On 8 May 2015, the Competition Commission of Singapore (the “CCS”) released an Occasional Paper entitled “Auction Design to Mitigate Competition Concerns and Enhance Efficiency and Revenue”. The paper focuses on the competition concerns that may arise in various forms of auction designs, and references real-life examples in public and private sector auctions where auction design may have resulted in collusion between bidders or monopoly power.
How the recommendations on auction designs may affect business
The paper sets out various strategies to mitigate the risk of collusion and the creation of monopolies in auction design, such as those set out below.
On mitigating the risk of collusion:
- Bid restrictions: Limiting the language that can be used for bids to avoid signalling;
- Reserve prices: Setting sufficiently high reserve prices to reduce opportunities for synchronisation;
- Withholding information about bidder identities: To create increased uncertainty in coordination and collusion;
- Withdrawal rules: Making withdrawals irreversible or to implement a time lag to make signalling and punishment difficult for bidders;
On avoiding the creation of monopolies:
- Preventing incumbent entry: Block entry by incumbents into auctions; and
- Altering evaluation criteria: Including additional evaluation criteria for bids, such as rents or downstream prices that the bidder would offer if selected.
Factors affecting collusion in an auction
In formulating the recommendations on auction design, the paper discusses three main factors that would affect an auction’s susceptibility to collusion:
- Ability to monitor deviations by competitors;
- Ability to inflict punishment; and
- Multiple/repeated interactions among competitors participating in the auctions.
Factors affecting entry in an auction
The paper also discusses the following factors that would affect entry or participation in an auction:

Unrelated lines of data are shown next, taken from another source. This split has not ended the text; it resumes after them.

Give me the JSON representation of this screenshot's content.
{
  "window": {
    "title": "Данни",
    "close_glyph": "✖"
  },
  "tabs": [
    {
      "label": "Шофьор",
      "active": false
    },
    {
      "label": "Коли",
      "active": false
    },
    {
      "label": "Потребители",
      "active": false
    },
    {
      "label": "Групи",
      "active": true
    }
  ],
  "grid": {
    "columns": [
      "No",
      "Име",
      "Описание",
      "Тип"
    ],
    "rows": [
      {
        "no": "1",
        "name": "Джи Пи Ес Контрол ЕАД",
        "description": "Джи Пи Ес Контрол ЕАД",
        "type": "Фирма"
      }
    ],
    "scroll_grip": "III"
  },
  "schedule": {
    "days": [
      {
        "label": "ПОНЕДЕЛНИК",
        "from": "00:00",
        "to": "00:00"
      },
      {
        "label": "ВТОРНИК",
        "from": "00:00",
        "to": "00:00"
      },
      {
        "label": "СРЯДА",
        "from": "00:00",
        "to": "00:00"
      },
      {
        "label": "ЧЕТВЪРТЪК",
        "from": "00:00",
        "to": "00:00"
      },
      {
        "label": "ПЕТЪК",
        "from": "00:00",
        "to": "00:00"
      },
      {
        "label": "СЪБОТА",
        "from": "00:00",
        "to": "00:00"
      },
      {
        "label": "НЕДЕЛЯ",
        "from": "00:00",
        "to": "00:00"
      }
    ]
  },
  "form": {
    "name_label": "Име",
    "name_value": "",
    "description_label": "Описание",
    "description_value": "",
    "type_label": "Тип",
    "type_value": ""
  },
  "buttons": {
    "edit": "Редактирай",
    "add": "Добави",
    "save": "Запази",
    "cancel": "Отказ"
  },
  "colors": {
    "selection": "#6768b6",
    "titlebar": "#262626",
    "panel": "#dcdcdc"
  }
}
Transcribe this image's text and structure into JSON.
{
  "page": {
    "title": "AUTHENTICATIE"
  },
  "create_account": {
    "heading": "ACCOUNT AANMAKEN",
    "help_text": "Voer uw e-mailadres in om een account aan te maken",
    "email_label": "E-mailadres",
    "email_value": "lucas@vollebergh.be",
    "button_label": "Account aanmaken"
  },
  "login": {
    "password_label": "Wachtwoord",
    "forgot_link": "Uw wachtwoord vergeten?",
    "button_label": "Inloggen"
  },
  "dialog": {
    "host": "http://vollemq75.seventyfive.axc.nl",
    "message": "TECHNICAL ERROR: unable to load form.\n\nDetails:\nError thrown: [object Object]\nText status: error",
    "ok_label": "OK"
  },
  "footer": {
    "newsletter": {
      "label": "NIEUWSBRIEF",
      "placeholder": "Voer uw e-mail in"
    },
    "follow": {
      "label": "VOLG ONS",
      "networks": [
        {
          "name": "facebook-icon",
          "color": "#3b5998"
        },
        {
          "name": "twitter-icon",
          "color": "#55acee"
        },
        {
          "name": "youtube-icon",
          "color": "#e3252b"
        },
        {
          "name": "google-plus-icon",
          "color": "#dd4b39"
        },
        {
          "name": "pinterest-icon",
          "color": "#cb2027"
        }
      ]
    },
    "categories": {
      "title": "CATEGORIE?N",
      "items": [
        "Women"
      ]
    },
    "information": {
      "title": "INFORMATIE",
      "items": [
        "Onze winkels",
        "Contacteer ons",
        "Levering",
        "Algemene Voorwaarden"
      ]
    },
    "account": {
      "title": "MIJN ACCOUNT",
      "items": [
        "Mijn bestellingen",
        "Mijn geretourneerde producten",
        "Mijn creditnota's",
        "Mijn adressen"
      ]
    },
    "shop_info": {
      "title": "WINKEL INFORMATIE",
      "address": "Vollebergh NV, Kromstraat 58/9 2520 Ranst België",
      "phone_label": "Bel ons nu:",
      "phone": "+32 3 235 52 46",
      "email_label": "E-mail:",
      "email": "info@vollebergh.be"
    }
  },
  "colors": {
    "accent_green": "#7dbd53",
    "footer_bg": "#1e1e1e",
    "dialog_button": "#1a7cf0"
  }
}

- Simplicity of the auction, in terms of participation and understanding of the auction rules;
- Certainty of the outcome before participation; and
- The perceived information asymmetry between competitors.